The Ontario government is eliminating the controversial practice of birth alerts where notifications are sent by children’s aid societies to hospitals when they believe a newborn may be in need of protection.

In a press release issued today, the government says the new approach will improve pre- and post-natal services by promoting collaboration between children's aid societies, hospitals, service providers, Indigenous partners and community-based service providers.

"Ending the use of birth alerts is an important step as we shift our focus to prevention, early intervention and improve outcomes for families and their children," said Associate Minister of Children and Women’s Issues, Jill Dunlop in a statement.

Removing the use of birth alerts, also referred to as hospital alerts, was a recommendation from the National Inquiry into Missing and Murdered Indigenous Women and Girls.

Birth alerts have received criticism for disproportionately affecting racialized and marginalized mothers and families.

Expectant mothers can be deterred from seeking prenatal care or parenting support due to fears of a birth alert being issued and their child being taken away from them.

Birth alerts have never been required under provincial legislation and the government says they have been used inconsistently by children’s aid societies across Ontario.

"By ending the use of birth alerts and encouraging collaborative alternatives for children's aid societies and other health care providers, expectant parents will be better supported in accessing community resources before the birth of their child," said Jamil Jivani, Ontario's Advocate for Community Opportunities in a statement.

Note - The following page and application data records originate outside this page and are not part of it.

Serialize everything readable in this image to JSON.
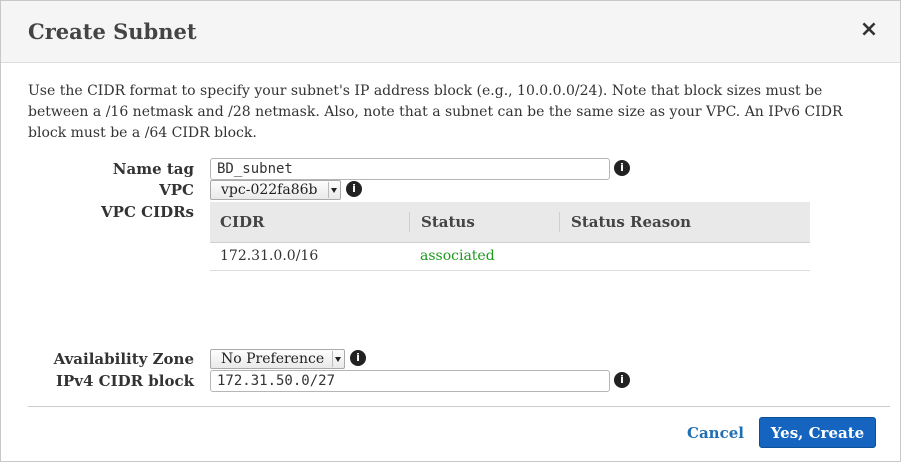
{
  "dialog": {
    "title": "Create Subnet",
    "close_glyph": "×",
    "description": "Use the CIDR format to specify your subnet's IP address block (e.g., 10.0.0.0/24). Note that block sizes must be between a /16 netmask and /28 netmask. Also, note that a subnet can be the same size as your VPC. An IPv6 CIDR block must be a /64 CIDR block."
  },
  "form": {
    "name_tag": {
      "label": "Name tag",
      "value": "BD_subnet"
    },
    "vpc": {
      "label": "VPC",
      "selected": "vpc-022fa86b"
    },
    "vpc_cidrs": {
      "label": "VPC CIDRs",
      "columns": [
        "CIDR",
        "Status",
        "Status Reason"
      ],
      "rows": [
        {
          "cidr": "172.31.0.0/16",
          "status": "associated",
          "reason": ""
        }
      ]
    },
    "availability_zone": {
      "label": "Availability Zone",
      "selected": "No Preference"
    },
    "ipv4_cidr": {
      "label": "IPv4 CIDR block",
      "value": "172.31.50.0/27"
    }
  },
  "icons": {
    "info": "info-icon",
    "close": "close-icon",
    "dropdown": "chevron-down-icon"
  },
  "colors": {
    "primary": "#1565c0",
    "link": "#1f6fb2",
    "status_ok": "#1d9a1d"
  },
  "footer": {
    "cancel_label": "Cancel",
    "create_label": "Yes, Create"
  }
}
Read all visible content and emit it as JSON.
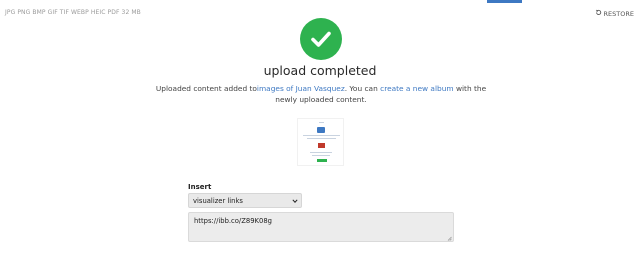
{
  "header": {
    "formats": "JPG PNG BMP GIF TIF WEBP HEIC PDF   32 MB",
    "restore_label": "RESTORE"
  },
  "result": {
    "title": "upload completed",
    "message_prefix": "Uploaded content added to",
    "album_link": "images of Juan Vasquez",
    "message_middle": ". You can ",
    "create_link": "create a new album",
    "message_suffix": " with the newly uploaded content."
  },
  "insert": {
    "label": "Insert",
    "selected_option": "visualizer links",
    "value": "https://ibb.co/Z89K08g"
  },
  "colors": {
    "success": "#2eb24f",
    "link": "#3d78c2"
  }
}
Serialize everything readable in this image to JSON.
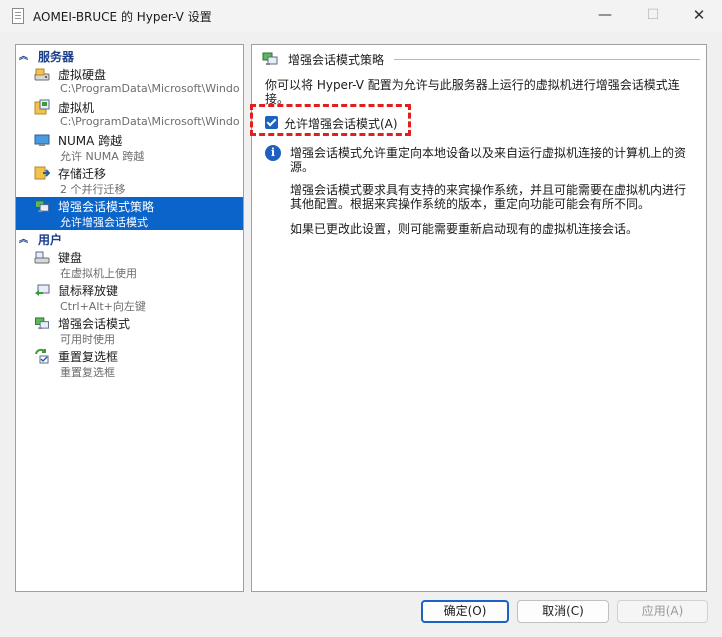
{
  "window": {
    "title": "AOMEI-BRUCE 的 Hyper-V 设置",
    "minimize_glyph": "—",
    "maximize_glyph": "☐",
    "close_glyph": "✕"
  },
  "sidebar": {
    "sections": [
      {
        "label": "服务器",
        "items": [
          {
            "title": "虚拟硬盘",
            "subtitle": "C:\\ProgramData\\Microsoft\\Windo...",
            "icon": "hard-disk-icon"
          },
          {
            "title": "虚拟机",
            "subtitle": "C:\\ProgramData\\Microsoft\\Windo...",
            "icon": "virtual-machine-folder-icon"
          },
          {
            "title": "NUMA 跨越",
            "subtitle": "允许 NUMA 跨越",
            "icon": "numa-monitor-icon"
          },
          {
            "title": "存储迁移",
            "subtitle": "2 个并行迁移",
            "icon": "storage-migration-icon"
          },
          {
            "title": "增强会话模式策略",
            "subtitle": "允许增强会话模式",
            "icon": "enhanced-session-icon",
            "selected": true
          }
        ]
      },
      {
        "label": "用户",
        "items": [
          {
            "title": "键盘",
            "subtitle": "在虚拟机上使用",
            "icon": "keyboard-icon"
          },
          {
            "title": "鼠标释放键",
            "subtitle": "Ctrl+Alt+向左键",
            "icon": "mouse-release-icon"
          },
          {
            "title": "增强会话模式",
            "subtitle": "可用时使用",
            "icon": "enhanced-session-icon"
          },
          {
            "title": "重置复选框",
            "subtitle": "重置复选框",
            "icon": "reset-checkbox-icon"
          }
        ]
      }
    ]
  },
  "main": {
    "title": "增强会话模式策略",
    "description": "你可以将 Hyper-V 配置为允许与此服务器上运行的虚拟机进行增强会话模式连接。",
    "checkbox_label": "允许增强会话模式(A)",
    "checkbox_checked": true,
    "info_paragraphs": [
      "增强会话模式允许重定向本地设备以及来自运行虚拟机连接的计算机上的资源。",
      "增强会话模式要求具有支持的来宾操作系统，并且可能需要在虚拟机内进行其他配置。根据来宾操作系统的版本，重定向功能可能会有所不同。",
      "如果已更改此设置，则可能需要重新启动现有的虚拟机连接会话。"
    ]
  },
  "buttons": {
    "ok": "确定(O)",
    "cancel": "取消(C)",
    "apply": "应用(A)"
  },
  "colors": {
    "selection": "#0a64c9",
    "section_header": "#1a3e8c",
    "highlight_border": "#e21e1e",
    "checkbox_fill": "#1a63c2"
  }
}
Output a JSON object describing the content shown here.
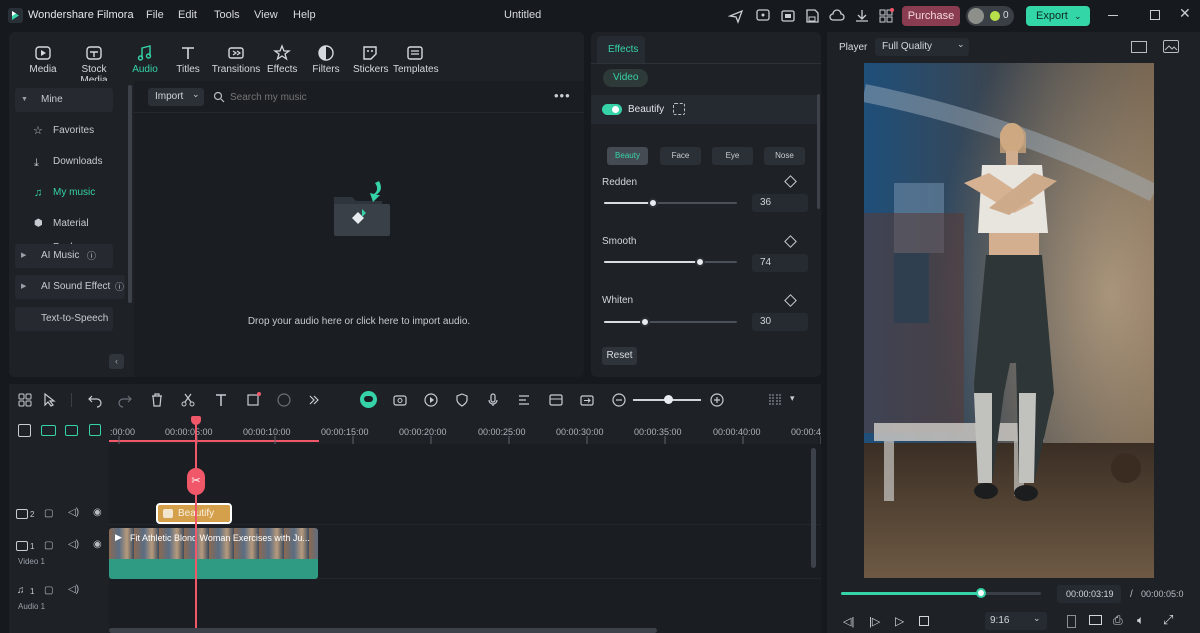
{
  "app": {
    "name": "Wondershare Filmora",
    "title": "Untitled",
    "menu": [
      "File",
      "Edit",
      "Tools",
      "View",
      "Help"
    ],
    "purchase_label": "Purchase",
    "credits": "0",
    "export_label": "Export"
  },
  "media": {
    "tabs": [
      {
        "label": "Media",
        "icon": "media-icon"
      },
      {
        "label": "Stock Media",
        "icon": "stock-media-icon"
      },
      {
        "label": "Audio",
        "icon": "audio-icon"
      },
      {
        "label": "Titles",
        "icon": "titles-icon"
      },
      {
        "label": "Transitions",
        "icon": "transitions-icon"
      },
      {
        "label": "Effects",
        "icon": "effects-icon"
      },
      {
        "label": "Filters",
        "icon": "filters-icon"
      },
      {
        "label": "Stickers",
        "icon": "stickers-icon"
      },
      {
        "label": "Templates",
        "icon": "templates-icon"
      }
    ],
    "active_tab": "Audio",
    "sidebar": {
      "mine": "Mine",
      "items": [
        "Favorites",
        "Downloads",
        "My music",
        "Material Pack"
      ],
      "ai_music": "AI Music",
      "ai_sound_effect": "AI Sound Effect",
      "tts": "Text-to-Speech"
    },
    "import_label": "Import",
    "search_placeholder": "Search my music",
    "drop_text": "Drop your audio here or click here to import audio."
  },
  "effects": {
    "tab": "Effects",
    "video_label": "Video",
    "beautify_label": "Beautify",
    "beautify_on": true,
    "subtabs": [
      "Beauty",
      "Face",
      "Eye",
      "Nose"
    ],
    "active_subtab": "Beauty",
    "sliders": [
      {
        "label": "Redden",
        "value": "36"
      },
      {
        "label": "Smooth",
        "value": "74"
      },
      {
        "label": "Whiten",
        "value": "30"
      }
    ],
    "reset_label": "Reset"
  },
  "player": {
    "label": "Player",
    "quality": "Full Quality",
    "current_time": "00:00:03:19",
    "separator": "/",
    "total_time": "00:00:05:0",
    "progress": 0.7,
    "aspect": "9:16"
  },
  "timeline": {
    "ticks": [
      ":00:00",
      "00:00:05:00",
      "00:00:10:00",
      "00:00:15:00",
      "00:00:20:00",
      "00:00:25:00",
      "00:00:30:00",
      "00:00:35:00",
      "00:00:40:00",
      "00:00:4"
    ],
    "tracks": [
      {
        "num": "2",
        "name": ""
      },
      {
        "num": "1",
        "name": "Video 1"
      },
      {
        "num": "1",
        "name": "Audio 1"
      }
    ],
    "effect_clip": "Beautify",
    "video_clip": "Fit Athletic Blond Woman Exercises with Ju..."
  },
  "colors": {
    "accent": "#36d3a8",
    "purchase": "#8a3d50",
    "playhead": "#f0586a",
    "clip_effect": "#d4a04b",
    "clip_audio": "#2f9b82"
  }
}
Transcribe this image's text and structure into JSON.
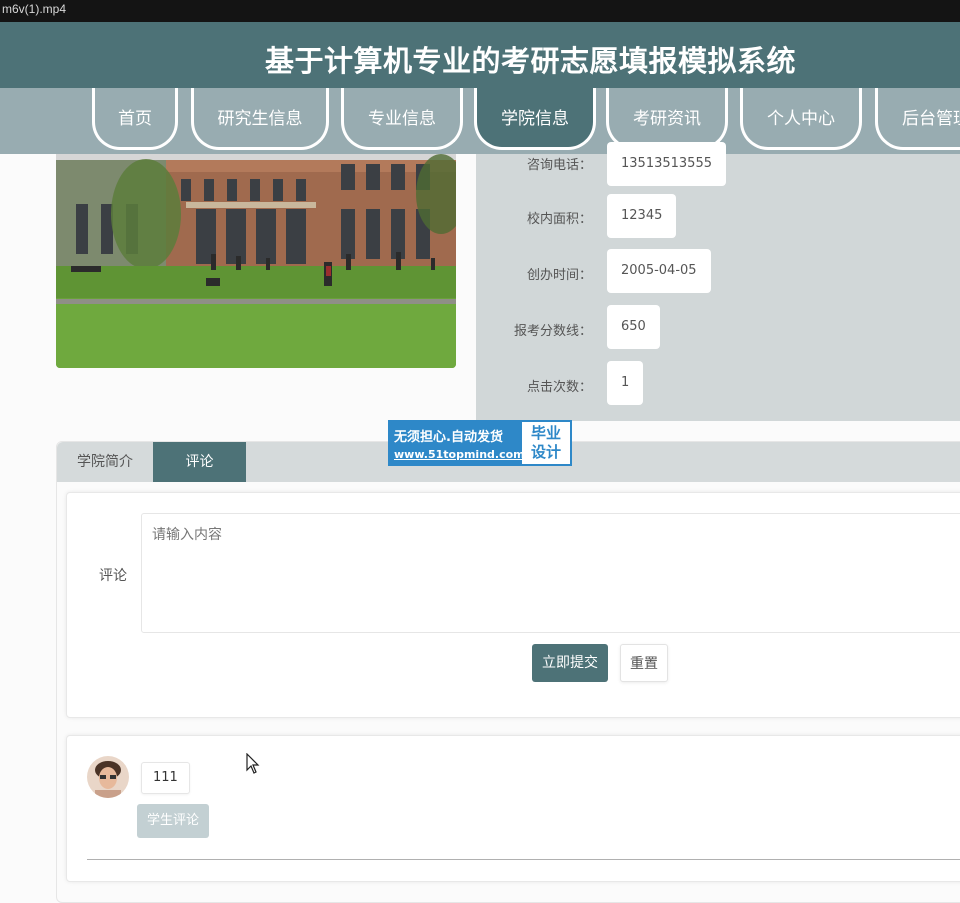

Children’s aid societies in Ontario are being directed to stop using birth alerts by October 15, 2020.